- _TASK OBJECTIVE_: Return the records below from the line containing "Transcribe this image's" onward, exactly, through and including the last line.

--- RECORDS FOR THE EXERCISE ---

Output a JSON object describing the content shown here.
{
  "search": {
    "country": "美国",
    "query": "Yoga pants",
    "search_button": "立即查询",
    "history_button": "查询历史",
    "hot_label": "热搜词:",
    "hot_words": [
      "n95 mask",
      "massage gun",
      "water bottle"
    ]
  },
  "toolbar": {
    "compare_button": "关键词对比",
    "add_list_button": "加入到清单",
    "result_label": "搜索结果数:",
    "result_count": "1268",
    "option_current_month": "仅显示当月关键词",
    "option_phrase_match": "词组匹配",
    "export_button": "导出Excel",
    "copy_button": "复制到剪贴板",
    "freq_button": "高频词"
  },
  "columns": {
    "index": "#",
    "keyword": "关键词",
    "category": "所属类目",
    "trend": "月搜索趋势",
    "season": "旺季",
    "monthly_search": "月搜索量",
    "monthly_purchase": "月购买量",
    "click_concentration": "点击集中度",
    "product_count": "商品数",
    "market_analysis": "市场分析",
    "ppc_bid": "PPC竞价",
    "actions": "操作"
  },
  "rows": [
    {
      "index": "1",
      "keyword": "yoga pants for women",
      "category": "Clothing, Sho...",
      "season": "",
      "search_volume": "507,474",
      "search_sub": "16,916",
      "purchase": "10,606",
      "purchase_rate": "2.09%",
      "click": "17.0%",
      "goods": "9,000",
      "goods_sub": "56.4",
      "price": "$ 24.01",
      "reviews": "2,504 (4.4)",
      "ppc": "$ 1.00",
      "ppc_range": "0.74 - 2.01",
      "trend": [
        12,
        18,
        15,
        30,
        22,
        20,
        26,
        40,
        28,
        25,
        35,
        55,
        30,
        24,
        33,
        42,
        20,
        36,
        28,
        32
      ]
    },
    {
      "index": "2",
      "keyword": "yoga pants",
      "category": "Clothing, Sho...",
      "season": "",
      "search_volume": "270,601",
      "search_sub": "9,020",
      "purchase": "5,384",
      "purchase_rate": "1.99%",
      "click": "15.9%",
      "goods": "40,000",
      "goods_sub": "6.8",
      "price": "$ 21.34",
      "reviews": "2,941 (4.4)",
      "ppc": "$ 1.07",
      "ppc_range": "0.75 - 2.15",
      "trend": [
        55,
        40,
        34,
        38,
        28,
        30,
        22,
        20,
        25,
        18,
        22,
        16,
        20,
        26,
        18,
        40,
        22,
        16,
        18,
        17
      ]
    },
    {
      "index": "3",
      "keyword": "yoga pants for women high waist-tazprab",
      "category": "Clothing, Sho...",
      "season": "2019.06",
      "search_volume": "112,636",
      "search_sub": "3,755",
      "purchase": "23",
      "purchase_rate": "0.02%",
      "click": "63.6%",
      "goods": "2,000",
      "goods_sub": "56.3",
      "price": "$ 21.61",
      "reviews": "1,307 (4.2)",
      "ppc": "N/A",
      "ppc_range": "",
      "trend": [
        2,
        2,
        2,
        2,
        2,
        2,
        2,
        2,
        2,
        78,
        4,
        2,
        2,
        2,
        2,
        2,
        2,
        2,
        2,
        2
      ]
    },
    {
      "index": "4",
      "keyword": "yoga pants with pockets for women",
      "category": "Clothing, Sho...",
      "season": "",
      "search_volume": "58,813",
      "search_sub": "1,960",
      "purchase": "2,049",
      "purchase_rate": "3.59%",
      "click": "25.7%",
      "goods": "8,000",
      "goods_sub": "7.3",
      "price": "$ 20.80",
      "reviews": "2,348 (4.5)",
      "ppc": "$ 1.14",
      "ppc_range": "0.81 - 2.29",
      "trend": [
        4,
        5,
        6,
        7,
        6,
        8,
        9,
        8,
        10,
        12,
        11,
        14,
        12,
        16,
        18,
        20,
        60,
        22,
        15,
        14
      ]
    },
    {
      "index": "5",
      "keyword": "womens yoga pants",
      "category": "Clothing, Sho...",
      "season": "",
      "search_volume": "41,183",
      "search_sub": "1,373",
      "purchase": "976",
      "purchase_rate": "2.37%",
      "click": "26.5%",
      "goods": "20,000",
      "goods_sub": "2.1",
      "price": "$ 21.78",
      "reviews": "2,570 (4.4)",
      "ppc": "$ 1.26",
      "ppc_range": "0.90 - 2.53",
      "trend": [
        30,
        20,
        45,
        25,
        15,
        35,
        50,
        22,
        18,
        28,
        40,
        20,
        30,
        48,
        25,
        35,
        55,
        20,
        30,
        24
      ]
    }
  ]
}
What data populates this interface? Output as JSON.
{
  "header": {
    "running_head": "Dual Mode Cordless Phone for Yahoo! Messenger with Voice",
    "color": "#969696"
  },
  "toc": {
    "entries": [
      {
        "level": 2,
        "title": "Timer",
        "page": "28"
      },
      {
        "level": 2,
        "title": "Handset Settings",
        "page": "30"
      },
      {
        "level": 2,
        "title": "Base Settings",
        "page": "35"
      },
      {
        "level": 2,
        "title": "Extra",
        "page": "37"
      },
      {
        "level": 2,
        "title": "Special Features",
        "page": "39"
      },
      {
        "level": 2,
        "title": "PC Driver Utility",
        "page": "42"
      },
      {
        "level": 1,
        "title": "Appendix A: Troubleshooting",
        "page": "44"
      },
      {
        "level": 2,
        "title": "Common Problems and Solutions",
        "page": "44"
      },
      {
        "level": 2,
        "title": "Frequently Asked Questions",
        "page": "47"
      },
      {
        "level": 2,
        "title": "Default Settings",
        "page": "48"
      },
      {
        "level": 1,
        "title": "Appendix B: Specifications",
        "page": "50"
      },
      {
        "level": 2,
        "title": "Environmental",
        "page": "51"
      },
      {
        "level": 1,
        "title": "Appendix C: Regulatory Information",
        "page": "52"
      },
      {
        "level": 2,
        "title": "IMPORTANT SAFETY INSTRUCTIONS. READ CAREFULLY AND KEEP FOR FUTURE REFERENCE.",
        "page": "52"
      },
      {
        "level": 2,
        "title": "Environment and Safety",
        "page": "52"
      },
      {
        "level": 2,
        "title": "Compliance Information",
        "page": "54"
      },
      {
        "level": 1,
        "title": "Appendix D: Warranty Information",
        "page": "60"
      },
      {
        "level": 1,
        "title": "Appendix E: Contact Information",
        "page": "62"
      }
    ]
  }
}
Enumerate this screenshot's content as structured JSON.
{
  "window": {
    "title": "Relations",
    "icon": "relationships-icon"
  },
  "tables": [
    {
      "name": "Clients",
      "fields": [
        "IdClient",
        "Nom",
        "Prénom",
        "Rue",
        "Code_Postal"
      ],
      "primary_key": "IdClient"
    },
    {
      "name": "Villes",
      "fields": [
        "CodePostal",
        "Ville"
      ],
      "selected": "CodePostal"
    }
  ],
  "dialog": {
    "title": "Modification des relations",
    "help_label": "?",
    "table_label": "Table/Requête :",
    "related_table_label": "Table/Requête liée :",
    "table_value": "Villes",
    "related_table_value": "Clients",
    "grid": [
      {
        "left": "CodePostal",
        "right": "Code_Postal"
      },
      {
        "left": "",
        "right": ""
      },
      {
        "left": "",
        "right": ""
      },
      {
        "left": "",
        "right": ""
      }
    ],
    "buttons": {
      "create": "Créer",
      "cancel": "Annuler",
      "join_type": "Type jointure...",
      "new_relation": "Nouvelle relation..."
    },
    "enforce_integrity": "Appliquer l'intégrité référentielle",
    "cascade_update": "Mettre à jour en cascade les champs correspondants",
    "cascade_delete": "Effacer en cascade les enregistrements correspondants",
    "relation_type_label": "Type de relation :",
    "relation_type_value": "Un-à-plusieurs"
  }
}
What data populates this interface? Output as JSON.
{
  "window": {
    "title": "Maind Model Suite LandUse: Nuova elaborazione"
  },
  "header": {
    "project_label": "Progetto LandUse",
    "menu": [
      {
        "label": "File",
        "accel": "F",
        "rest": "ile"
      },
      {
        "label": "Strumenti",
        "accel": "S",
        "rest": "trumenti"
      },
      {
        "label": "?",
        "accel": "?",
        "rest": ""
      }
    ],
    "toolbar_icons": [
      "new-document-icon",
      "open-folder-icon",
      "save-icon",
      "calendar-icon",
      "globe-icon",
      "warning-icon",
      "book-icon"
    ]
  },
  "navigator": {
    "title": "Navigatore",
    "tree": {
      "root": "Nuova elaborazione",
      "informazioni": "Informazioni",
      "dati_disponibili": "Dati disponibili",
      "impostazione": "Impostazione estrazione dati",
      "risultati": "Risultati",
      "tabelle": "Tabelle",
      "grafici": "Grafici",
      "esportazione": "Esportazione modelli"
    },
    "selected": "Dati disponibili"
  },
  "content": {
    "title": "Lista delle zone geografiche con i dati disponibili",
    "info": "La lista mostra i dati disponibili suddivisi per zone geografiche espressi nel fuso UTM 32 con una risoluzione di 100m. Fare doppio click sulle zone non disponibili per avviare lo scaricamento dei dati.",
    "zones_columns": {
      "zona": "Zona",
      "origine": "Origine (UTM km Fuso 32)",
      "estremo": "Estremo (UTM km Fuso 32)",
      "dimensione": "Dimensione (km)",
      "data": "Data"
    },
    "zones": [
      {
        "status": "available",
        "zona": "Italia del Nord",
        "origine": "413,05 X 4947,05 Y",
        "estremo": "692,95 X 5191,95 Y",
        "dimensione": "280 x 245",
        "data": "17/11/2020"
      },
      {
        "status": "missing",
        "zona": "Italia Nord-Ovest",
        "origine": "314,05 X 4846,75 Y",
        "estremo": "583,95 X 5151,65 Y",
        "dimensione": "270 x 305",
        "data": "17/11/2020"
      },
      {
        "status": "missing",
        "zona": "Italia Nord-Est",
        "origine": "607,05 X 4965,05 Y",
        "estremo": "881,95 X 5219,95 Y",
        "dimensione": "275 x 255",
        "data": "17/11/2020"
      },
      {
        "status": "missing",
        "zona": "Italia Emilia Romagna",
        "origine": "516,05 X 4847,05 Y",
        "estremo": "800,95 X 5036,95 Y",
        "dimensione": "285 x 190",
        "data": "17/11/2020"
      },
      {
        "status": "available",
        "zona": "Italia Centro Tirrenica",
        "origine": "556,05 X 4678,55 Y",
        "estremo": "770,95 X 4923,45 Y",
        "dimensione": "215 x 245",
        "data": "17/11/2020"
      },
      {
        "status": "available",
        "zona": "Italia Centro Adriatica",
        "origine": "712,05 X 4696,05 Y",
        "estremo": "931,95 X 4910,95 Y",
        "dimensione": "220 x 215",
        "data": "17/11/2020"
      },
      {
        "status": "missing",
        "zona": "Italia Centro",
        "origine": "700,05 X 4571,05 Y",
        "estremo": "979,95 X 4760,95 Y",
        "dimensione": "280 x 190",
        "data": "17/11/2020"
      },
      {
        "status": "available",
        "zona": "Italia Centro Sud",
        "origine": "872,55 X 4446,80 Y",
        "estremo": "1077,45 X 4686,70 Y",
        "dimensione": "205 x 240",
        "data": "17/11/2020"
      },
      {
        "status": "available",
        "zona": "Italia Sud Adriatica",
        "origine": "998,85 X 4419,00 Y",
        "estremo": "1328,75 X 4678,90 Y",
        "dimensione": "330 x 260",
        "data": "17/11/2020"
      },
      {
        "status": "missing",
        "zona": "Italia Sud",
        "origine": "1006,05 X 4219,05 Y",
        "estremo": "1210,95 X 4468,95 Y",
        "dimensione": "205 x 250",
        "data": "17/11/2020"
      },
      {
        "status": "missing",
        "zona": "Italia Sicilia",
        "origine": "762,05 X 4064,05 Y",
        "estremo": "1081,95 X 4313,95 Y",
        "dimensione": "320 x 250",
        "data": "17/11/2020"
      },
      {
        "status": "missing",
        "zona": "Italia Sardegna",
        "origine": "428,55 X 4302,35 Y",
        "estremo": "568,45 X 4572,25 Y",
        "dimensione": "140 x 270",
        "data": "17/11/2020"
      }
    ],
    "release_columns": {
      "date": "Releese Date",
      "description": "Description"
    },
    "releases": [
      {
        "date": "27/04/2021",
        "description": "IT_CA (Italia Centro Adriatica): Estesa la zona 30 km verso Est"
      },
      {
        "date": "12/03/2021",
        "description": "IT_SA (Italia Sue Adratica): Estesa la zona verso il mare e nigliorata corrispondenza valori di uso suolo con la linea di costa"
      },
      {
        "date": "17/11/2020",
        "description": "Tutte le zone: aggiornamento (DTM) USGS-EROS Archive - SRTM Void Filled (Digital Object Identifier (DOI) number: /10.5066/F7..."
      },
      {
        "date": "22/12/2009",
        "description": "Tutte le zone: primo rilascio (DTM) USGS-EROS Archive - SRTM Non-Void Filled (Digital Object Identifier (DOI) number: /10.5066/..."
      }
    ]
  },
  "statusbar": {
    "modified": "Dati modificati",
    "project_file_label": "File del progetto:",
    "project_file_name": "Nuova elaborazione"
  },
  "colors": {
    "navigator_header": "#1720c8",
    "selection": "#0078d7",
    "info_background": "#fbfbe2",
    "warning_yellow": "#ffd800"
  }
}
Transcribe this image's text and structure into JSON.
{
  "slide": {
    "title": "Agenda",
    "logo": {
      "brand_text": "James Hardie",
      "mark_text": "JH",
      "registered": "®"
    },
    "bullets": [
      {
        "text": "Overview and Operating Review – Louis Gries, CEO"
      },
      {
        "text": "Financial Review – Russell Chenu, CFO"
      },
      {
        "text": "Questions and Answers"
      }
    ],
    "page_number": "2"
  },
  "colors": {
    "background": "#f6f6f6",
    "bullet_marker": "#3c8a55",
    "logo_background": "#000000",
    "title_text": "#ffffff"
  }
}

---

- _ANSWER TO THE EXERCISE_:
Transcribe this image's text and structure into JSON.
{
  "slide": {
    "title": "Agenda",
    "logo": {
      "brand_text": "James Hardie",
      "mark_text": "JH",
      "registered": "®"
    },
    "bullets": [
      {
        "text": "Overview and Operating Review – Louis Gries, CEO"
      },
      {
        "text": "Financial Review – Russell Chenu, CFO"
      },
      {
        "text": "Questions and Answers"
      }
    ],
    "page_number": "2"
  },
  "colors": {
    "background": "#f6f6f6",
    "bullet_marker": "#3c8a55",
    "logo_background": "#000000",
    "title_text": "#ffffff"
  }
}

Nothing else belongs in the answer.